After 1-2 months you can add another email address on your domain if you want. It’s important not to rush anything. Keep the domain warm-up process slow to avoid any unpleasant surprises.

Info for G Suite users

If you use G Suite trial version, you’ve got your limit set on 500 emails. You may want to upgrade to premium to increase your limits. But you have to pay for 6 months upfront to send more than 500 emails a day.

More on that here: What are Email Sending Limits for various email hosts? >>

STEP 2: Configure your email address

First, you need to take care of MX record (mail exchange record) which is used to gather replies. Set up the from line and a signature. Then get onto technical configuration. Set up SPF & DKIM, plus DMARC records. All of those are crucial when it comes to sending and receiving email.

STEP 3: Send a handful of emails manually

The safest way to warm up a new domain is to send emails by hand. But don’t do it in the same week you register a domain. Do it in the second or third week. And start warming up your email domain by sending only a couple of emails every day.

And since the quality of email addresses plays a huge role here, send them to addresses you know. They can be your emails. Or emails of your friends who will gladly reply back. It would be best if the addresses were set up at different email providers, such as AOL, Yahoo, Yandex, Gmail, Outlook, etc.

Reply rate matters a lot, especially to Gmail.

Try to reach out to business emails. If you can ask your friends to give you their business email address. Ask them to respond and you reply back like you would do normally when you exchange any other correspondence.

It’s important to make it seem natural. The frequency and volume of emails you send during the domain warm-up process should seem natural, so don’t use any automation at this point. Even those which send emails at random intervals, such as Woodpecker.

The email content plays a role too. Write like a human being. Don’t copy and paste some text you found online. No “lorem ipsum” types of messages. Make it simple and conversational.
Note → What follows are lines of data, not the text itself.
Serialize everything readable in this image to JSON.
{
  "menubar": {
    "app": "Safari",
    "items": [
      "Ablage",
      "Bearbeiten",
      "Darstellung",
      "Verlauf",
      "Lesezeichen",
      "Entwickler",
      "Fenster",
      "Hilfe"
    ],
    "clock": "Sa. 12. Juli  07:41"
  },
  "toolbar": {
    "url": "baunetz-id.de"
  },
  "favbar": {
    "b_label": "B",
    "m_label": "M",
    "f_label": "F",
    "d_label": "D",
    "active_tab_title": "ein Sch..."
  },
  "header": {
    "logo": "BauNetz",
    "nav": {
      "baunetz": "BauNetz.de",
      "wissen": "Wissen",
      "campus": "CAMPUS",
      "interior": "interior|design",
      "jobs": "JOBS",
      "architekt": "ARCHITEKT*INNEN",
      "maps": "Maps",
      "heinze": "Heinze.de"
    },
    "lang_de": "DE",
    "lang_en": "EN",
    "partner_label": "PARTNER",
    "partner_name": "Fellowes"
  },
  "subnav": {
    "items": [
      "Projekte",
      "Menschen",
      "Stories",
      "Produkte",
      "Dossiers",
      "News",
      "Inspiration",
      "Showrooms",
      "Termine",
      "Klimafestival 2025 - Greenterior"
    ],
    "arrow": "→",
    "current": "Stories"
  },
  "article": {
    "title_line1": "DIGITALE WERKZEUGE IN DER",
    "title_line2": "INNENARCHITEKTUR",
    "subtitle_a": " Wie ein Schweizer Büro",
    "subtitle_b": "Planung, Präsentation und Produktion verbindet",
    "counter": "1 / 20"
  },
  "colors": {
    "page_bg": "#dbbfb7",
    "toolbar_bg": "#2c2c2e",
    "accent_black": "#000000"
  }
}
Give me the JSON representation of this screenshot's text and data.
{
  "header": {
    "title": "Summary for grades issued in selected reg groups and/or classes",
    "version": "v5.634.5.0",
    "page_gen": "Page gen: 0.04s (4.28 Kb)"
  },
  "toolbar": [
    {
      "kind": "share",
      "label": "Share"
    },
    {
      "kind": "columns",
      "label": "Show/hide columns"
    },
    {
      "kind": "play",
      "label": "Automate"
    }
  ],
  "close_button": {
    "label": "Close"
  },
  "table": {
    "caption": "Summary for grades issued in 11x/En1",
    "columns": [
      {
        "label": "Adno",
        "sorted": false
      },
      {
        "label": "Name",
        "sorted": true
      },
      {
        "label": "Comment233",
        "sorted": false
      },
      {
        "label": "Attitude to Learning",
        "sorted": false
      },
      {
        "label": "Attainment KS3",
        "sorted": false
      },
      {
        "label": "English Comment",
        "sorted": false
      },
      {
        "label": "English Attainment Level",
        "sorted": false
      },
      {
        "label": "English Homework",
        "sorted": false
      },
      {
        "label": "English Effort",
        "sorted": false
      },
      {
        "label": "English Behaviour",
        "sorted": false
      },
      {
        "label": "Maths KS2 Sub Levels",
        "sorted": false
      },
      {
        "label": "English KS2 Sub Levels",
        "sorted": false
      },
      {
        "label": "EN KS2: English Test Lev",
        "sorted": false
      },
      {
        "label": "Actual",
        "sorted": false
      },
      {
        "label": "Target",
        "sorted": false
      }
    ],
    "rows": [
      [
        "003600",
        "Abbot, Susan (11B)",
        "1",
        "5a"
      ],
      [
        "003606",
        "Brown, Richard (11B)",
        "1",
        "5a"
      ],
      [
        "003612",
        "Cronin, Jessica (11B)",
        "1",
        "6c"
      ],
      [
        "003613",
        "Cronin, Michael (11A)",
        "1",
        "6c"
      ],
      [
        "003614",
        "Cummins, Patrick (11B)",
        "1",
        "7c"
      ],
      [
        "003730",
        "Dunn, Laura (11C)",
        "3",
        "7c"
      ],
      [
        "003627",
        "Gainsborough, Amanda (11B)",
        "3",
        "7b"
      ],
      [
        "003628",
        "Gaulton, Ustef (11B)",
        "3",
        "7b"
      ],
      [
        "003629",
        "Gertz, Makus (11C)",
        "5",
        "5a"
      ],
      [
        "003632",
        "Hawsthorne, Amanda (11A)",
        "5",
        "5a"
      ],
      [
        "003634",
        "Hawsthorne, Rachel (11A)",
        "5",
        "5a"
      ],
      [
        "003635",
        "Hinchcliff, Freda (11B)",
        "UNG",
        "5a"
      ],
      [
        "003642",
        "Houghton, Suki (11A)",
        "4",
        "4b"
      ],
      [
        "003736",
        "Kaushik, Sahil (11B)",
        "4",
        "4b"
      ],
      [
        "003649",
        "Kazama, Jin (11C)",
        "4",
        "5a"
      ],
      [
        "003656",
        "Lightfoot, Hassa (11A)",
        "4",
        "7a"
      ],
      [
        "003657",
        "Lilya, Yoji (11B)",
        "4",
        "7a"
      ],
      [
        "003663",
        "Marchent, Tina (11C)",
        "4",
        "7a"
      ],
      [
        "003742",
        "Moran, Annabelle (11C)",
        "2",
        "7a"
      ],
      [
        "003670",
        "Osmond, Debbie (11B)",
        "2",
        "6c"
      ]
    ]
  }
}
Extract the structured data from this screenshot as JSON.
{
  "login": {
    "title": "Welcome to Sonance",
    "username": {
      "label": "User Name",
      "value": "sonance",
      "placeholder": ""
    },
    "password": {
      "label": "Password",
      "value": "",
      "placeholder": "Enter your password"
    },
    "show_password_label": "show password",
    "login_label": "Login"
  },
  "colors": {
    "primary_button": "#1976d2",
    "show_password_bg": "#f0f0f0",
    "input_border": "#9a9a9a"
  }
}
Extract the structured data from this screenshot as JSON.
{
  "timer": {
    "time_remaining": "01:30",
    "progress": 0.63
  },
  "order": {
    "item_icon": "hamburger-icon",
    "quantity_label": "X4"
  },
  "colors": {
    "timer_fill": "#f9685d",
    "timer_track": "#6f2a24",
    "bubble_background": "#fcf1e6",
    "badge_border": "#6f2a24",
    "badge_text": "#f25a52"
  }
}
STEP 4: Prepare a test campaign in Woodpecker

After you check your reputation, log into Woodpecker and send your first automated email campaign. You need up to twenty email addresses that you trust will not bounce. In an ideal scenario, those addresses belong to your friends and colleagues, so you know they are real and you’ll get a reply.

You can send a test email at Woodpecker to an email address you generated at Mail-Tester. It will assess your email copy, so use the email copy you want to send in your actual campaign. There’s more about it in the blog post about warming up an email account.

How to Warm Up an Email Address Before Cold Outreach >>

Summing up

An email domain needs some time to get properly warmed up and be ready for outbound. So don’t rush the process. Don’t send massive campaigns and don’t set up multiple email addresses on your domain.

Remember that when you send massive campaigns even if your domain is old and has a good reputation may burn your domain. Take it lean and you should be alright.